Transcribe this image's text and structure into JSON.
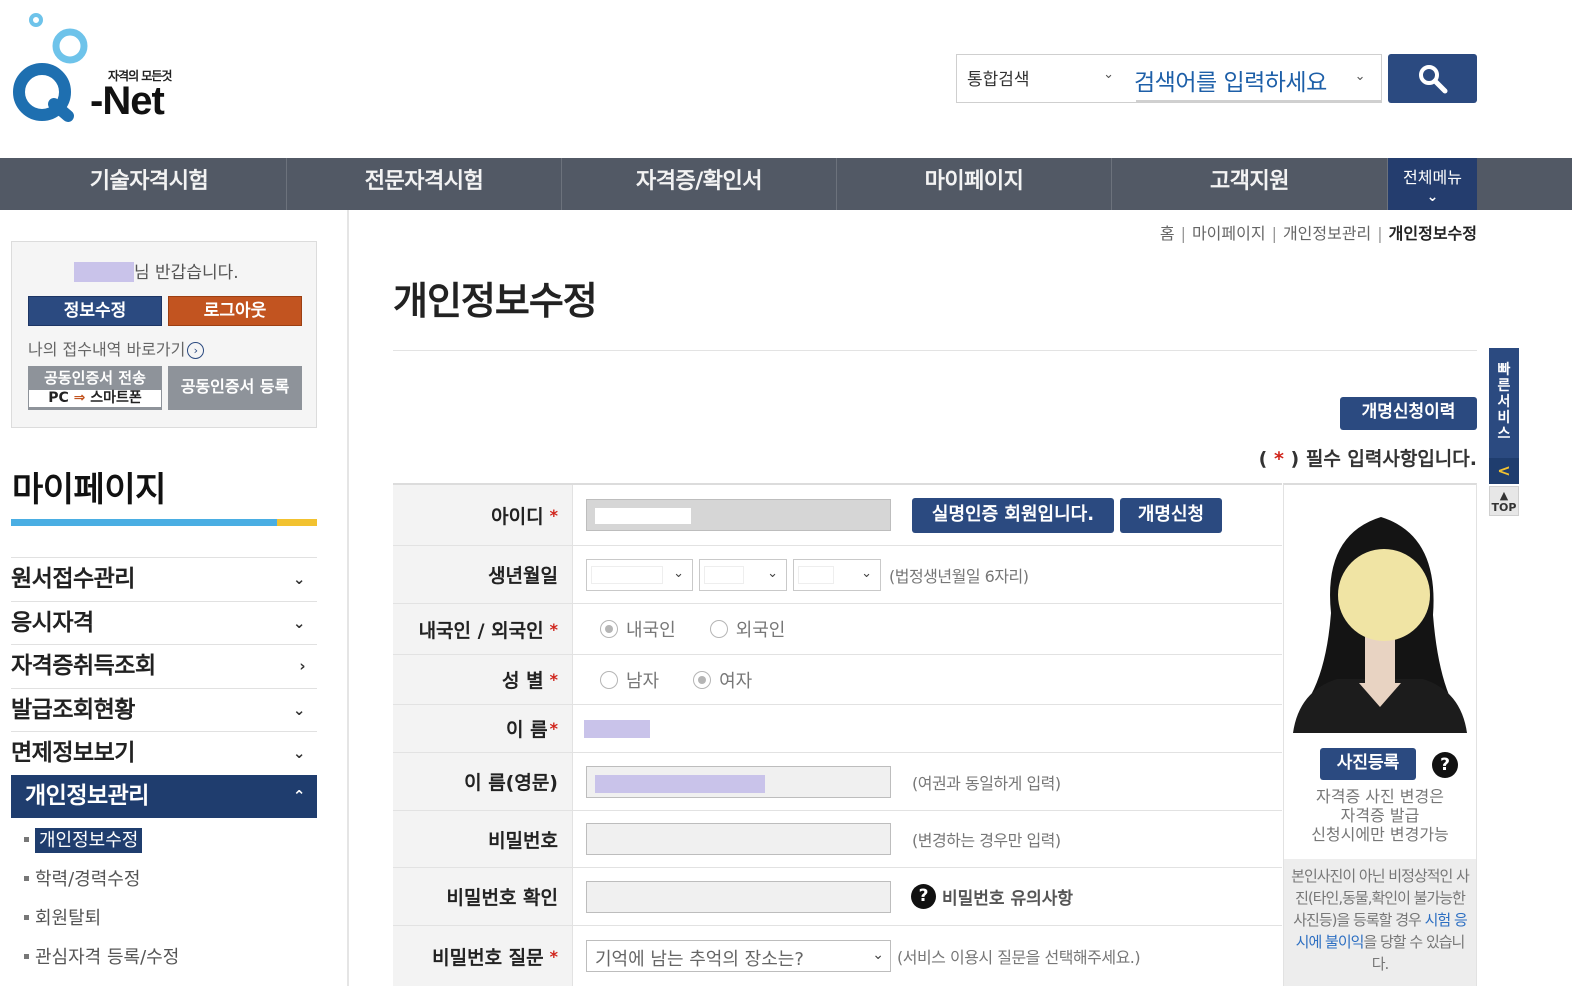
{
  "header": {
    "logo_tag": "자격의 모든것",
    "logo_word": "-Net",
    "search_scope": "통합검색",
    "search_placeholder": "검색어를 입력하세요"
  },
  "gnb": {
    "items": [
      "기술자격시험",
      "전문자격시험",
      "자격증/확인서",
      "마이페이지",
      "고객지원"
    ],
    "all_menu": "전체메뉴"
  },
  "sidebar": {
    "greeting_suffix": "님 반갑습니다.",
    "info_button": "정보수정",
    "logout_button": "로그아웃",
    "receipt_link": "나의 접수내역 바로가기",
    "cert_send_top": "공동인증서 전송",
    "cert_send_pc": "PC",
    "cert_send_phone": "스마트폰",
    "cert_register": "공동인증서 등록",
    "title": "마이페이지",
    "menu": [
      {
        "label": "원서접수관리",
        "chev": "⌄"
      },
      {
        "label": "응시자격",
        "chev": "⌄"
      },
      {
        "label": "자격증취득조회",
        "chev": "›"
      },
      {
        "label": "발급조회현황",
        "chev": "⌄"
      },
      {
        "label": "면제정보보기",
        "chev": "⌄"
      },
      {
        "label": "개인정보관리",
        "chev": "⌃"
      }
    ],
    "submenu": [
      "개인정보수정",
      "학력/경력수정",
      "회원탈퇴",
      "관심자격 등록/수정"
    ]
  },
  "breadcrumb": [
    "홈",
    "마이페이지",
    "개인정보관리",
    "개인정보수정"
  ],
  "page_title": "개인정보수정",
  "rename_history_button": "개명신청이력",
  "required_note": {
    "open": "( ",
    "star": "*",
    "close": " ) 필수 입력사항입니다."
  },
  "form": {
    "id_label": "아이디",
    "real_name_button": "실명인증 회원입니다.",
    "rename_button": "개명신청",
    "birth_label": "생년월일",
    "birth_hint": "(법정생년월일 6자리)",
    "nationality_label": "내국인 / 외국인",
    "nationality_options": [
      "내국인",
      "외국인"
    ],
    "gender_label": "성 별",
    "gender_options": [
      "남자",
      "여자"
    ],
    "name_label": "이 름",
    "name_en_label": "이 름(영문)",
    "name_en_hint": "(여권과 동일하게 입력)",
    "password_label": "비밀번호",
    "password_hint": "(변경하는 경우만 입력)",
    "password_confirm_label": "비밀번호 확인",
    "password_caution": "비밀번호 유의사항",
    "password_question_label": "비밀번호 질문",
    "password_question_value": "기억에 남는 추억의 장소는?",
    "password_question_hint": "(서비스 이용시 질문을 선택해주세요.)",
    "required_mark": "*"
  },
  "photo": {
    "register_button": "사진등록",
    "help": "?",
    "note_lines": [
      "자격증 사진 변경은",
      "자격증 발급",
      "신청시에만 변경가능"
    ],
    "warn_before": "본인사진이 아닌 비정상적인 사진(타인,동물,확인이 불가능한 사진등)을 등록할 경우 ",
    "warn_highlight": "시험 응시에 불이익",
    "warn_after": "을 당할 수 있습니다."
  },
  "quick": {
    "label": "빠른서비스",
    "toggle": "<",
    "top": "TOP"
  },
  "colors": {
    "brand_navy": "#2b4a80",
    "accent_orange": "#c25420",
    "gnb_grey": "#525965",
    "required_red": "#d0241b"
  }
}
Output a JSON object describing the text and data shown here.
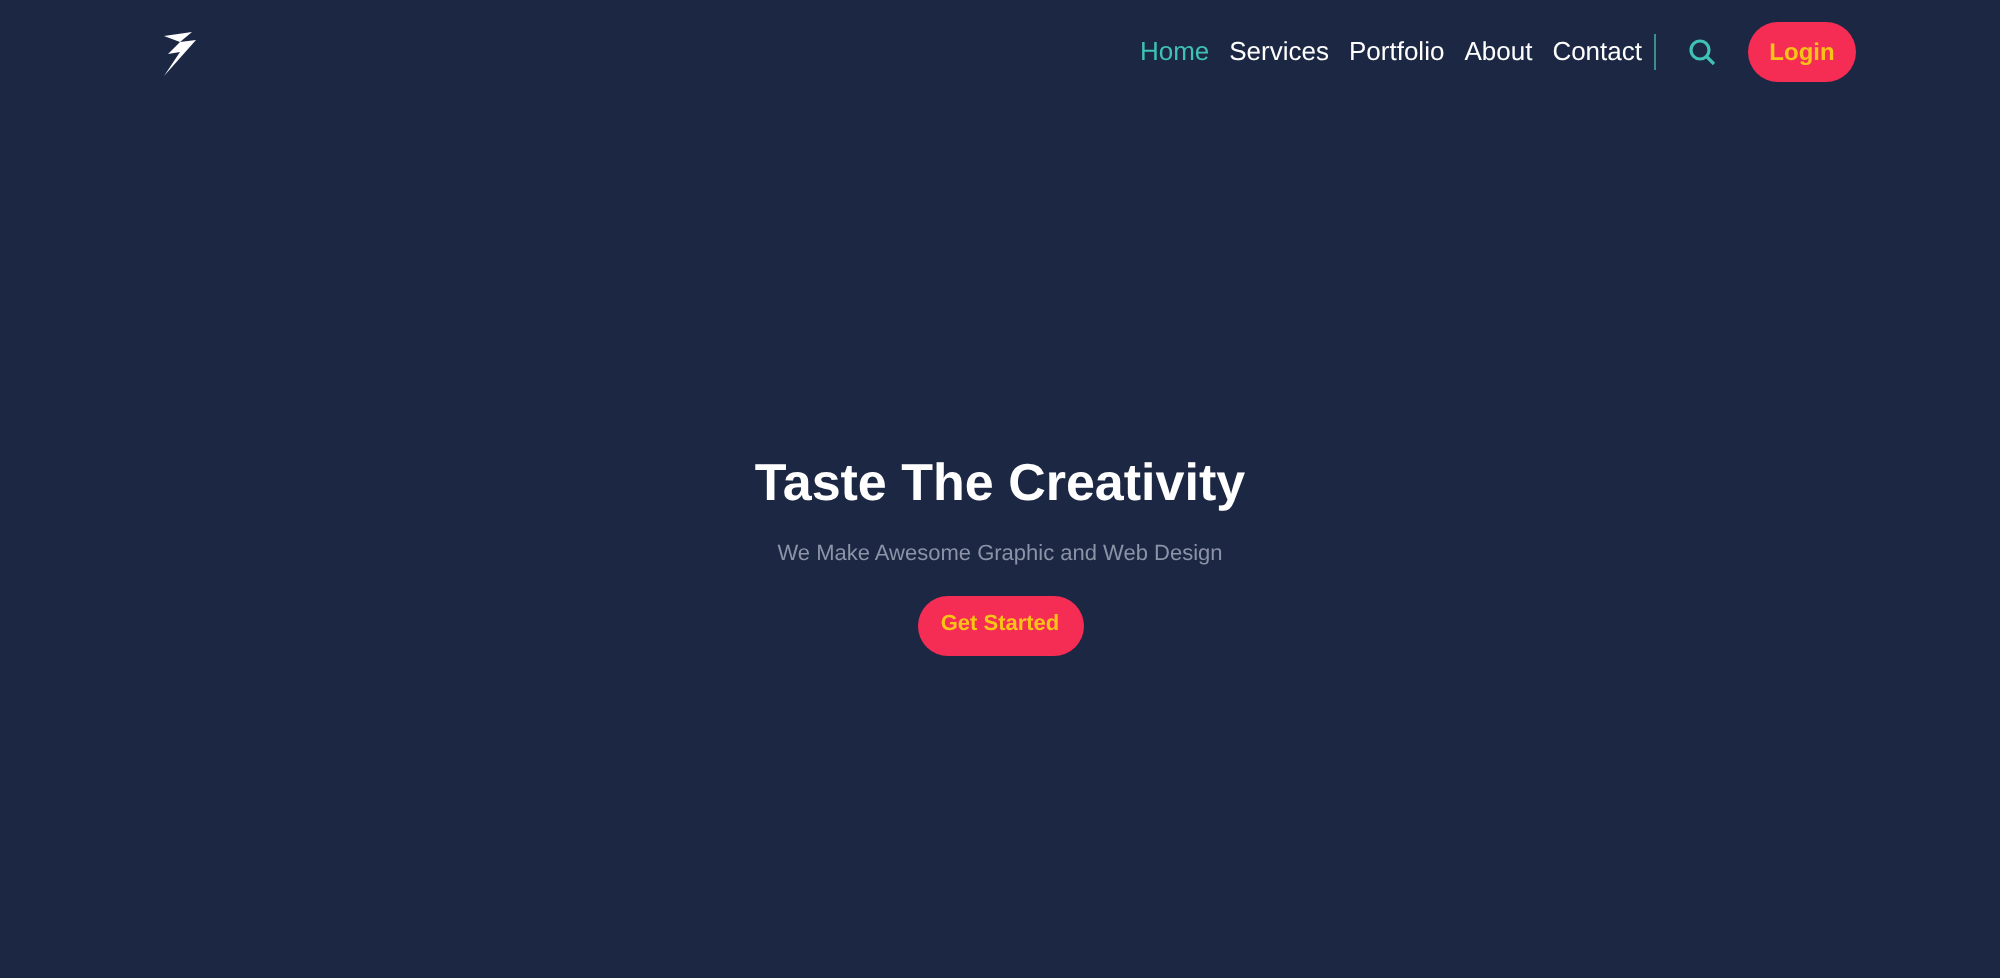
{
  "nav": {
    "items": [
      {
        "label": "Home",
        "selected": true
      },
      {
        "label": "Services",
        "selected": false
      },
      {
        "label": "Portfolio",
        "selected": false
      },
      {
        "label": "About",
        "selected": false
      },
      {
        "label": "Contact",
        "selected": false
      }
    ],
    "login": "Login"
  },
  "hero": {
    "title": "Taste The Creativity",
    "subtitle": "We Make Awesome Graphic and Web Design",
    "button": "Get Started"
  }
}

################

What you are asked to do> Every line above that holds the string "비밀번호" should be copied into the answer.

Answer box>
    "password_label": "비밀번호",
    "password_confirm_label": "비밀번호 확인",
    "password_caution": "비밀번호 유의사항",
    "password_question_label": "비밀번호 질문",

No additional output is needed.